A few days after the AOSP source drop for JSS15Q, user EPJ posted a link to the update history for the touchscreen driver. It turns out that even the developers have had a series of bad experiences with this digitizer, with many of the 18 changes making some reference to ghost touches, bad touch or gesture detection, or changes in calibration to account for various problems.

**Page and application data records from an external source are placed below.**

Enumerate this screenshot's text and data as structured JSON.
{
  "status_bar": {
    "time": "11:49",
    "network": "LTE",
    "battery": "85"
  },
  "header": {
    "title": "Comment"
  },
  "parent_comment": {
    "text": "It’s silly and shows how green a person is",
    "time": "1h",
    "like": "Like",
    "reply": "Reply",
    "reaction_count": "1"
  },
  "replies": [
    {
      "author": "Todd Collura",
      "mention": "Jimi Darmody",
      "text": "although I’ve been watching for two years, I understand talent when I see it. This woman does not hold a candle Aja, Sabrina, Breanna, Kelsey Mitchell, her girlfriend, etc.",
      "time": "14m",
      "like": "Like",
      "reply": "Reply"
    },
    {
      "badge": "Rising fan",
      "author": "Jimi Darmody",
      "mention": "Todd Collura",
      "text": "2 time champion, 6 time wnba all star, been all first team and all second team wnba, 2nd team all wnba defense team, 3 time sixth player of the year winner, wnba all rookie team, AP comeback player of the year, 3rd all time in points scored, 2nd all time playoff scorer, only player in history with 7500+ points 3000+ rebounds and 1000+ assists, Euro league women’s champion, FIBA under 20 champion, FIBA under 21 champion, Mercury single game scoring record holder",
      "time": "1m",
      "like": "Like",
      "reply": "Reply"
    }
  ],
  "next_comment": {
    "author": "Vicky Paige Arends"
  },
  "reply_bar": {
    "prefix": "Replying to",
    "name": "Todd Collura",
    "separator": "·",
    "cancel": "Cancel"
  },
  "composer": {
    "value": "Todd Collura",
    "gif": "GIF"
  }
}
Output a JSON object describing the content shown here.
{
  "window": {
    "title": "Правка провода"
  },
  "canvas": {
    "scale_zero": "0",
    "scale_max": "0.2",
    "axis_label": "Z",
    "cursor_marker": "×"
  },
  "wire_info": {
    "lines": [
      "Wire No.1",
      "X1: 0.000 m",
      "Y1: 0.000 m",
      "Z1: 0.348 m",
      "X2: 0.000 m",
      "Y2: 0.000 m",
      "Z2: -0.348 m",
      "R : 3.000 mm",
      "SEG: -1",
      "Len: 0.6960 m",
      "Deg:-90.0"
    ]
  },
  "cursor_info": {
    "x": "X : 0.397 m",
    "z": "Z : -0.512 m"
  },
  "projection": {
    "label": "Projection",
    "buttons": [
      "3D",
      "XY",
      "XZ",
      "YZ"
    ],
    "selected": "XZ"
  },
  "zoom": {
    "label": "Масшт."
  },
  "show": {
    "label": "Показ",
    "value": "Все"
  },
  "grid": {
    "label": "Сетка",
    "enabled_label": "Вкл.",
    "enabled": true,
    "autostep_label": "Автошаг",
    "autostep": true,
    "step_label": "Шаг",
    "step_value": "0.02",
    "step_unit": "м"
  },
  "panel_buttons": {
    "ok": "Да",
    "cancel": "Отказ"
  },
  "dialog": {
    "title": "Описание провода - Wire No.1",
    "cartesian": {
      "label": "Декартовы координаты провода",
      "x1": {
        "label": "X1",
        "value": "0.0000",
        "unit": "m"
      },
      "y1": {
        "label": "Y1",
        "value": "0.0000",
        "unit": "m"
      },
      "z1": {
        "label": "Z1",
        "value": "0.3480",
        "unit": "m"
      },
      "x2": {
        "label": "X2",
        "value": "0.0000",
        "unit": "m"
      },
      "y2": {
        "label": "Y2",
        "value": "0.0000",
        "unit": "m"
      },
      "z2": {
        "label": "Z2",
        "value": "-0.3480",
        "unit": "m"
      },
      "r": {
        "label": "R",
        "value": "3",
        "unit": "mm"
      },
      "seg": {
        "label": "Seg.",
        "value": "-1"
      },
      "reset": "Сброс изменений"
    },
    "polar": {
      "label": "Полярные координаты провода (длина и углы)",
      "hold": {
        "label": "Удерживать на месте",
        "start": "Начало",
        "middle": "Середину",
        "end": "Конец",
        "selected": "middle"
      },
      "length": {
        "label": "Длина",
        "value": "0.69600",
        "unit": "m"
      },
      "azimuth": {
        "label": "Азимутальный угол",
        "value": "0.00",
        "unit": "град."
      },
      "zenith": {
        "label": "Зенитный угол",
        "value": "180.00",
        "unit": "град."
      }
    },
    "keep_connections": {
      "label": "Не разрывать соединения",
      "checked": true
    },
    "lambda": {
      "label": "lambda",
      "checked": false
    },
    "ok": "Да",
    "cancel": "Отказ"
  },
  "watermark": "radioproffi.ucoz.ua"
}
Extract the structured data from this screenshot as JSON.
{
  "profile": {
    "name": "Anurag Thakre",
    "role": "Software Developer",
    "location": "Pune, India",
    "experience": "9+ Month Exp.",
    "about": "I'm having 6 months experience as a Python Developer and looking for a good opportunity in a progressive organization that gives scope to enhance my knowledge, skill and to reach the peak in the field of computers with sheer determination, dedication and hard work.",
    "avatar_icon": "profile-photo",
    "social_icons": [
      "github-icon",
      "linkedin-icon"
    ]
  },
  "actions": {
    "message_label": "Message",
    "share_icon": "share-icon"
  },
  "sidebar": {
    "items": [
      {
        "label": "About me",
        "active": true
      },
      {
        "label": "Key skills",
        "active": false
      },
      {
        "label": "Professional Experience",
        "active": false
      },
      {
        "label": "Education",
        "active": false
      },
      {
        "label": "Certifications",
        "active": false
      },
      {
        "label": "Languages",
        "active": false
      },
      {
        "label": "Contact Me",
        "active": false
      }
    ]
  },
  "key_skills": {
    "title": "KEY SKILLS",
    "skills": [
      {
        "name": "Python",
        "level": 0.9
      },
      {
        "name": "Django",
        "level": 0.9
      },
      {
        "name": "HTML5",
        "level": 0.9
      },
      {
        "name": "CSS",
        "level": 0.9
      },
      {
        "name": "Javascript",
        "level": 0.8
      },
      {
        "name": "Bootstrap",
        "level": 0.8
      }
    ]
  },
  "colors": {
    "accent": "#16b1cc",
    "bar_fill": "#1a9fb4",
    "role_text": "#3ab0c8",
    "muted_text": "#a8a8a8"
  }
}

Based on the evidence put forward by a number of commenters, it seems reasonable to suspect that some Nexus 7 units are simply calibrated incorrectly, while others may have a grounding issue. An unsuitable calibration can be fixed with a software update that adjusts the voltage of the touchscreen digitizer, which is how this last OTA was expected to solve the problem. There is a growing feeling that the digitizers used in the Nexus 7 are wildly different and may be difficult to account for or might even require calibration specific to the individual unit. On the other hand, units affected by a manufacturing defect which causes grounding issues probably cannot be fixed with a software update. The origin of this theory comes from a specific symptom where the tablet doesn't experience any problem while being held or connected to a charger, but erratic behavior and ghost touches start occurring while resting on a flat surface. Again, these are only educated guesses and have not been validated by Google or any third party.


Paul has again confirmed that the team is looking back into the issue, so it's likely another OTA fix will be coming in the weeks ahead. Of course, for many Nexus 7 owners, the return window is looming or already long passed. Additionally, some users may not have originally had a problem, but now have to deal with a crippled experience. If it turns out that this is a hardware problem, your manufacturer warranty should cover defects if one is confirmed. Ideally, ASUS would issue a recall for affected devices if it becomes necessary, though hopefully a software-based fix will be coming in the near future.

[Google Product Forum]